On June 19, 2012, the court entered its Order Granting Defendant's Motion to Dismiss without leave for Plaintiffs to amend. The June 19 Order found that the FAC's single claim that MERS did not have authority to transfer the mortgage loan from Lehman Brothers to Defendant failed in light of Cervantes v. Countrywide Home Loans, 656 F.3d 1034 (9th Cir. 2011), and in light of the express disclosures in the mortgage stating that MERS may transfer the mortgage loan. Id. at 4-5.
Turning next to whether Plaintiffs should be granted leave to amend, the June 19 Order rejected each of Plaintiffs' proffered additional theories attacking Defendant's ability to foreclose on the mortgage, including that:
(1) Lehman Brothers' bankruptcy prevented a valid transfer of the mortgage loan to Defendant; (2) Defendant failed to affirmatively demonstrate that it is a proper mortgagee; (3) Defendant failed to proffer evidence in its Mortgagee's Affidavit of Foreclosure Under Power of Sale that it was assigned the mortgage; and (4) Defendant failed to demonstrate that it was the proper holder of the note at the time of foreclosure. As to each of the latter three arguments, the court explained that HRS § 667-5 did not place an affirmative requirement on a mortgagee to establish its right to foreclose and/or produce the note, and that Plaintiffs had not asserted any basis to question that Defendant was not the proper mortgagee. Id. at 6-7. Because all of Plaintiffs' proffered theories of relief failed, the June 19 Order dismissed the FAC without leave to amend. Judgment was entered the same day.
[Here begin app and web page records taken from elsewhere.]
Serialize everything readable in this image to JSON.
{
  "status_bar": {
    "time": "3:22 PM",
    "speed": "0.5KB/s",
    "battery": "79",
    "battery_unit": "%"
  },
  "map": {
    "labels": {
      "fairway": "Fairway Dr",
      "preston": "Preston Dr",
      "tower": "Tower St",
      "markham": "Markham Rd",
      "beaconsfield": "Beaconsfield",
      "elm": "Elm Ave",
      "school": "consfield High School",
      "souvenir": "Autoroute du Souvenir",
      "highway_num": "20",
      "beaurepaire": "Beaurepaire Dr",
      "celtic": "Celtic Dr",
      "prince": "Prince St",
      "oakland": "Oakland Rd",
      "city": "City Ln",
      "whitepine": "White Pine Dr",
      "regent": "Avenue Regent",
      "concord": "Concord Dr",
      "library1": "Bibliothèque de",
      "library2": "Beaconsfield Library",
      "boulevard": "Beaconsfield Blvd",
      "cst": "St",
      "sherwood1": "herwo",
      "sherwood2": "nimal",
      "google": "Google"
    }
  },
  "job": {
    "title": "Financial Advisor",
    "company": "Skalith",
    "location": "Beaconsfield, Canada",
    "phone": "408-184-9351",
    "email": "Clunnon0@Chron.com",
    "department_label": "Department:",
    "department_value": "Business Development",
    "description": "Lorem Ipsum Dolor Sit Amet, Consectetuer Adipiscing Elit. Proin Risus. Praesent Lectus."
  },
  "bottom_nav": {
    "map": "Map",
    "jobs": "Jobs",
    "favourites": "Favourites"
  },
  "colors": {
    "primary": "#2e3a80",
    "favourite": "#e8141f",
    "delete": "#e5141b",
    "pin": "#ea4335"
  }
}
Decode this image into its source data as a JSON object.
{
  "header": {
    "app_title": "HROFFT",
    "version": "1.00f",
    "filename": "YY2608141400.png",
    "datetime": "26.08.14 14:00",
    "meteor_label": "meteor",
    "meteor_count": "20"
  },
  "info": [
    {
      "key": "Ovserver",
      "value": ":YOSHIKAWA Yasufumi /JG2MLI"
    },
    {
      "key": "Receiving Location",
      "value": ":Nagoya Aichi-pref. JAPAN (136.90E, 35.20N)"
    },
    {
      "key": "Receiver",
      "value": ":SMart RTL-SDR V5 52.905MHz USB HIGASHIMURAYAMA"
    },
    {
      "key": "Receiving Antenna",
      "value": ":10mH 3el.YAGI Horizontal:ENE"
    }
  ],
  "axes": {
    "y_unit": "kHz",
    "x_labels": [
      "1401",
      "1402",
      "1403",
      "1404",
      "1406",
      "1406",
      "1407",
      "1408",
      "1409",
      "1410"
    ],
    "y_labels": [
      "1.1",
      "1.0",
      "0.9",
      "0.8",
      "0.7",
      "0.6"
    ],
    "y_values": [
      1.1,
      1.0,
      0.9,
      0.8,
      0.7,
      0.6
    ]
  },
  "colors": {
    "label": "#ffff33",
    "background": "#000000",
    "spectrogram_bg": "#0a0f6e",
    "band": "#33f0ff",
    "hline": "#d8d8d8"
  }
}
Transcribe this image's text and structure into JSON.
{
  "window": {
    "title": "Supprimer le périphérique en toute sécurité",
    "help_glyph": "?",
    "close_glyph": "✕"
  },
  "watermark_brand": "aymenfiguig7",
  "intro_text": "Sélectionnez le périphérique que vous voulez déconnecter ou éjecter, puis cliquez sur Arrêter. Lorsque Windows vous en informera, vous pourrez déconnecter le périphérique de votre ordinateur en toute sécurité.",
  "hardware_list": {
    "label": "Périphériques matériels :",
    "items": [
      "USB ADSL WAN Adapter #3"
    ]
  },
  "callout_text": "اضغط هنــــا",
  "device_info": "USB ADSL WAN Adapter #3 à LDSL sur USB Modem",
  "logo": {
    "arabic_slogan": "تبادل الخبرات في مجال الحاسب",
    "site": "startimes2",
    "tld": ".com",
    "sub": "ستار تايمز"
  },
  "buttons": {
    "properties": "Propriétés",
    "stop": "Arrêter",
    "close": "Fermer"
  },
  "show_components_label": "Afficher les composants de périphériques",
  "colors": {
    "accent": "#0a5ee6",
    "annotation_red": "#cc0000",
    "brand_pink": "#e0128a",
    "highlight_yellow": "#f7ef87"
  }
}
On July 3, 2012, Plaintiffs filed their Motion for Reconsideration. Defendant filed an Opposition on July 17, 2012, and Plaintiffs filed a Reply on July 31, 2012. Pursuant to Local Rule 7.2(d), the court determines the Motion for Reconsideration without a hearing.
A motion for reconsideration filed within twenty-eight days of entry of judgment is considered under Federal Rule of Civil Procedure 59(e); a later-filed motion is considered under Rule 60(b). United States v. Comprehensive Drug Testing, Inc., 513 F.3d 1085, 1098 (9th Cir. 2008) (quoting Am. Ironworks & Erectors, Inc. v. N. Am. Constr. Corp., 248 F.3d 892, 898-99 (9th Cir. 2001)). Because Plaintiffs filed their Motion for ...